Laura and I were both invited to be part of group of publishers and accessibility specialists including people from DAISY, Penguin Random House and more.
This wasn’t the first time this has happened but once again we made the case for EPUB and provided advice to Adobe on this subject.
We met several times last year and presented detailed issues and code examples to help InDesign developers improve the accessibility of exporting to reflowable EPUB 3.
If I was a management consultant I could put a positive spin on this and say that each of the 33 identified items on this long list of issues are a chance for Adobe to impress us!
It’s hard to believe that the world’s second largest software company would not want to support their users in making accessible publications and given Adobe’s history I would expect them to feel obliged to typesetters and publishers to do so but, if it must come down to hard cash, I’ve done some sums to help them out…
At $18,600 per year, five full time Adobe Software Engineer Salaries in India would cost less than $100,000.
That is 0.0005% of the $20 billion USD price that Adobe agreed to buy Figma. Yes, it’s twenty billion, that was not a typo.
There has long been a growing displeasure with Adobe in general and InDesign in particular and they will be judged by their actions.

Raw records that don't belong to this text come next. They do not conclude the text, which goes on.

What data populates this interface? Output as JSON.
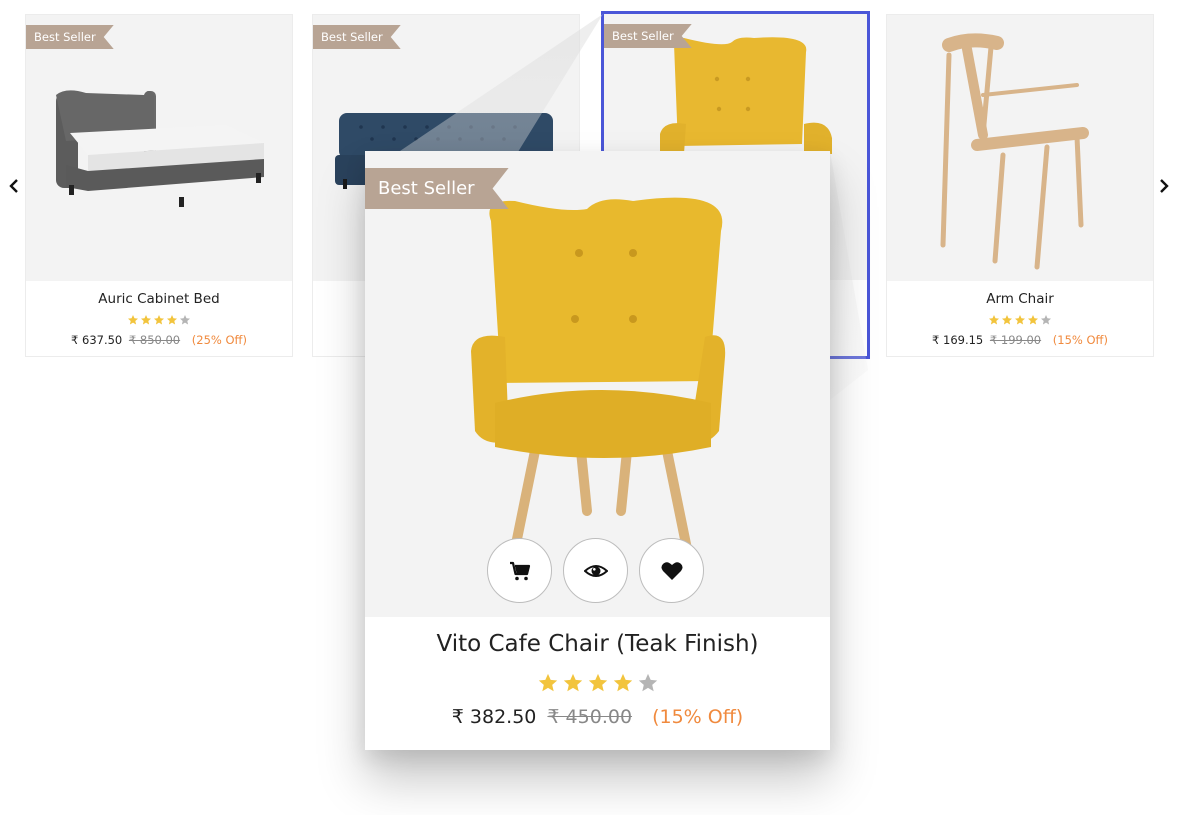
{
  "carousel": {
    "prev_icon": "chevron-left-icon",
    "next_icon": "chevron-right-icon"
  },
  "products": [
    {
      "badge": "Best Seller",
      "name": "Auric Cabinet Bed",
      "rating": 4,
      "rating_max": 5,
      "price": "₹ 637.50",
      "old_price": "₹ 850.00",
      "discount": "(25% Off)",
      "image": "bed"
    },
    {
      "badge": "Best Seller",
      "name": "",
      "rating": 4,
      "rating_max": 5,
      "price": "",
      "old_price": "",
      "discount": "",
      "image": "sofa"
    },
    {
      "badge": "Best Seller",
      "name": "",
      "rating": 4,
      "rating_max": 5,
      "price": "",
      "old_price": "",
      "discount": "",
      "image": "yellow-armchair",
      "selected": true
    },
    {
      "badge": "",
      "name": "Arm Chair",
      "rating": 4,
      "rating_max": 5,
      "price": "₹ 169.15",
      "old_price": "₹ 199.00",
      "discount": "(15% Off)",
      "image": "wooden-arm-chair"
    }
  ],
  "zoom": {
    "badge": "Best Seller",
    "name": "Vito Cafe Chair (Teak Finish)",
    "rating": 4,
    "rating_max": 5,
    "price": "₹ 382.50",
    "old_price": "₹ 450.00",
    "discount": "(15% Off)",
    "actions": [
      "cart-icon",
      "eye-icon",
      "heart-icon"
    ]
  },
  "colors": {
    "badge": "#b8a494",
    "star_filled": "#f2c43d",
    "star_empty": "#b5b5b5",
    "discount": "#f08a3e",
    "selection": "#4a56d8",
    "image_bg": "#f3f3f3"
  }
}
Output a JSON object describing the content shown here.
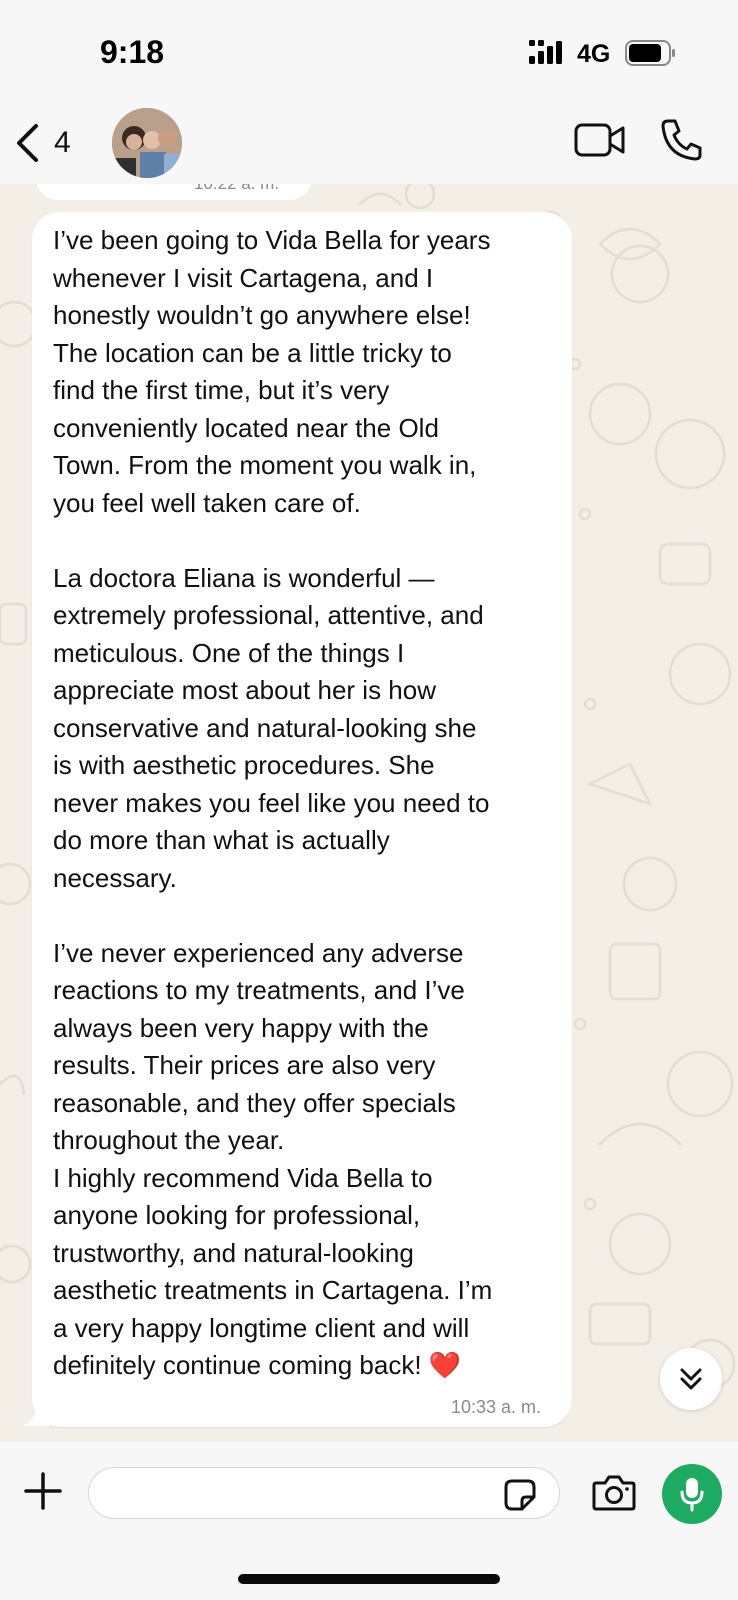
{
  "status_bar": {
    "time": "9:18",
    "network": "4G"
  },
  "header": {
    "back_count": "4"
  },
  "previous_message": {
    "time": "10:22 a. m."
  },
  "message": {
    "paragraphs": [
      [
        "I’ve been going to Vida Bella for years",
        "whenever I visit Cartagena, and I",
        "honestly wouldn’t go anywhere else!",
        "The location can be a little tricky to",
        "find the first time, but it’s very",
        "conveniently located near the Old",
        "Town. From the moment you walk in,",
        "you feel well taken care of."
      ],
      [
        "La doctora Eliana is wonderful —",
        "extremely professional, attentive, and",
        "meticulous. One of the things I",
        "appreciate most about her is how",
        "conservative and natural-looking she",
        "is with aesthetic procedures. She",
        "never makes you feel like you need to",
        "do more than what is actually",
        "necessary."
      ],
      [
        "I’ve never experienced any adverse",
        "reactions to my treatments, and I’ve",
        "always been very happy with the",
        "results. Their prices are also very",
        "reasonable, and they offer specials",
        "throughout the year.",
        "I highly recommend Vida Bella to",
        "anyone looking for professional,",
        "trustworthy, and natural-looking",
        "aesthetic treatments in Cartagena. I’m",
        "a very happy longtime client and will",
        "definitely continue coming back! ❤️"
      ]
    ],
    "time": "10:33 a. m."
  },
  "input": {
    "placeholder": ""
  },
  "colors": {
    "accent_green": "#1daa61",
    "bubble": "#ffffff",
    "wallpaper": "#f3efe6"
  },
  "icons": [
    "chevron-left-icon",
    "video-camera-icon",
    "phone-icon",
    "plus-icon",
    "sticker-icon",
    "camera-icon",
    "microphone-icon",
    "double-chevron-down-icon",
    "signal-icon",
    "battery-icon"
  ]
}
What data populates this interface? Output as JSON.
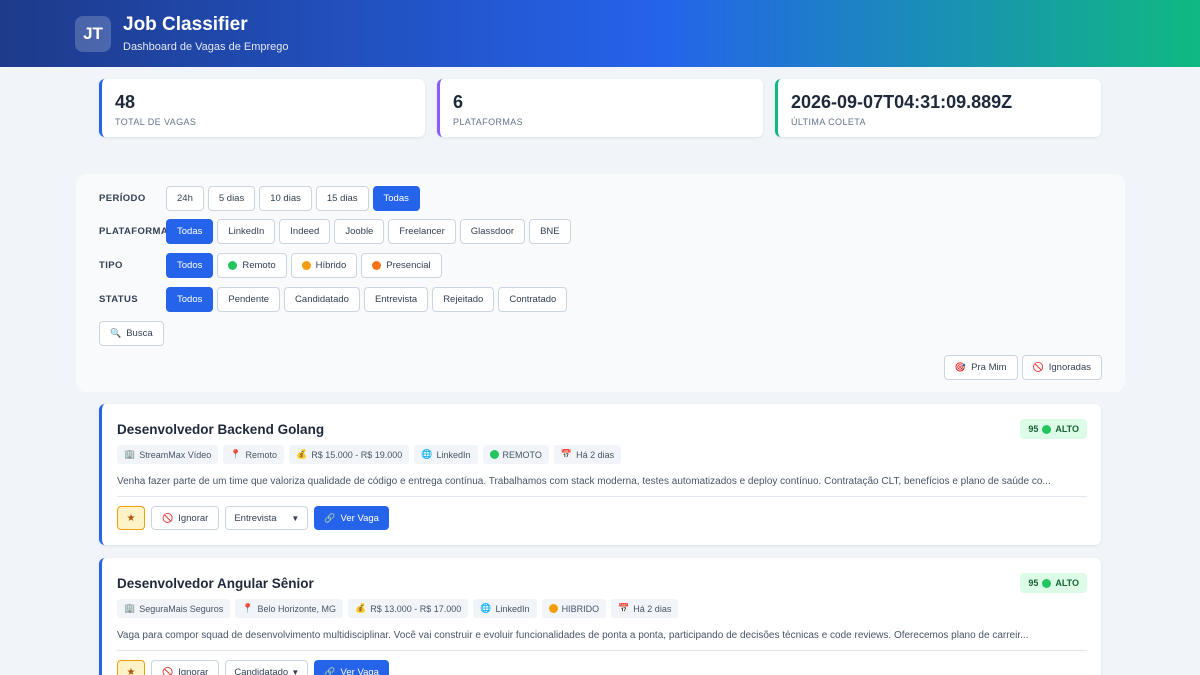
{
  "header": {
    "logo_text": "JT",
    "title": "Job Classifier",
    "subtitle": "Dashboard de Vagas de Emprego",
    "gradient_colors": [
      "#1e3a8a",
      "#2563eb",
      "#10b981"
    ]
  },
  "stats": [
    {
      "value": "48",
      "label": "TOTAL DE VAGAS",
      "accent": "#2563eb"
    },
    {
      "value": "6",
      "label": "PLATAFORMAS",
      "accent": "#8b5cf6"
    },
    {
      "value": "2026-09-07T04:31:09.889Z",
      "label": "ÚLTIMA COLETA",
      "accent": "#10b981"
    }
  ],
  "filters": {
    "periodo": {
      "label": "PERÍODO",
      "options": [
        "24h",
        "5 dias",
        "10 dias",
        "15 dias",
        "Todas"
      ],
      "selected": "Todas"
    },
    "plataforma": {
      "label": "PLATAFORMA",
      "options": [
        "Todas",
        "LinkedIn",
        "Indeed",
        "Jooble",
        "Freelancer",
        "Glassdoor",
        "BNE"
      ],
      "selected": "Todas"
    },
    "tipo": {
      "label": "TIPO",
      "options": [
        "Todos",
        "Remoto",
        "Híbrido",
        "Presencial"
      ],
      "selected": "Todos"
    },
    "status": {
      "label": "STATUS",
      "options": [
        "Todos",
        "Pendente",
        "Candidatado",
        "Entrevista",
        "Rejeitado",
        "Contratado"
      ],
      "selected": "Todos"
    },
    "busca_label": "Busca",
    "pra_mim_label": "Pra Mim",
    "ignoradas_label": "Ignoradas"
  },
  "jobs": [
    {
      "title": "Desenvolvedor Backend Golang",
      "score": "95",
      "level": "ALTO",
      "company": "StreamMax Vídeo",
      "location": "Remoto",
      "salary": "R$ 15.000 - R$ 19.000",
      "platform": "LinkedIn",
      "work_type": "REMOTO",
      "posted": "Há 2 dias",
      "description": "Venha fazer parte de um time que valoriza qualidade de código e entrega contínua. Trabalhamos com stack moderna, testes automatizados e deploy contínuo. Contratação CLT, benefícios e plano de saúde co...",
      "ignore_label": "Ignorar",
      "status": "Entrevista",
      "view_label": "Ver Vaga"
    },
    {
      "title": "Desenvolvedor Angular Sênior",
      "score": "95",
      "level": "ALTO",
      "company": "SeguraMais Seguros",
      "location": "Belo Horizonte, MG",
      "salary": "R$ 13.000 - R$ 17.000",
      "platform": "LinkedIn",
      "work_type": "HIBRIDO",
      "posted": "Há 2 dias",
      "description": "Vaga para compor squad de desenvolvimento multidisciplinar. Você vai construir e evoluir funcionalidades de ponta a ponta, participando de decisões técnicas e code reviews. Oferecemos plano de carreir...",
      "ignore_label": "Ignorar",
      "status": "Candidatado",
      "view_label": "Ver Vaga"
    }
  ]
}
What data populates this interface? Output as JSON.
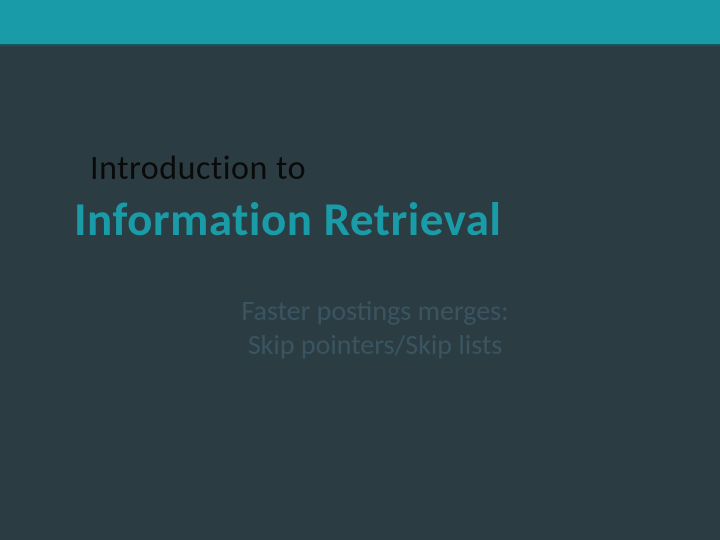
{
  "slide": {
    "overline": "Introduction to",
    "title": "Information Retrieval",
    "subtitle_line1": "Faster postings merges:",
    "subtitle_line2": "Skip pointers/Skip lists"
  }
}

Last year, in 2022, at their yearly conference Adobe MAX amongst the glitz and speeches from artists, actors and comedians Adobe ran over 300 sessions. Only one session was about InDesign Accessibility and that did not mention EPUB.
After many more months of inaction, at the same event, Adobe announced and released the update to InDesign 2023,
It had one attempt at a change from the list of 33 issues logged.
It was the easiest one.
They got it wrong.
It made things worse.
Adobe added language tags to EVERYTHING in InDesign 2023 EPUB export. Correction, everywhere EXCEPT where it should be. This disrupts text to speech systems, splitting the voiced words up individually instead of reading complete sentences aloud and applying the correct pauses following punctuation.
They did not contact the expert group to tell us they were doing this. They didn’t tell the prerelease group. They did not ask us to test it.
Laura posted the issue to the prerelease forum in November 2022 Language Tags in HTML “Language tags in HTML and EPUB exports are now fundamentally broken.” I prompted them for a response in January 2023 and again in April 2023.
A detailed explanation with screenshots and code samples (again) was posted to the prerelease forum. Eight months later the problem still exists.
Not only is this situation clearly incompetent but, perhaps worse, it shows disrespect to the group of experts who have continually volunteered time and effort to try to improve this terribly disappointing situation.
In conclusion, it is clear to me that Adobe are not going to do this vital work and at this point the most useful thing they could do would be to admit that.
I genuinely wish Adobe would prove me wrong.
Ken Jones - Circular Software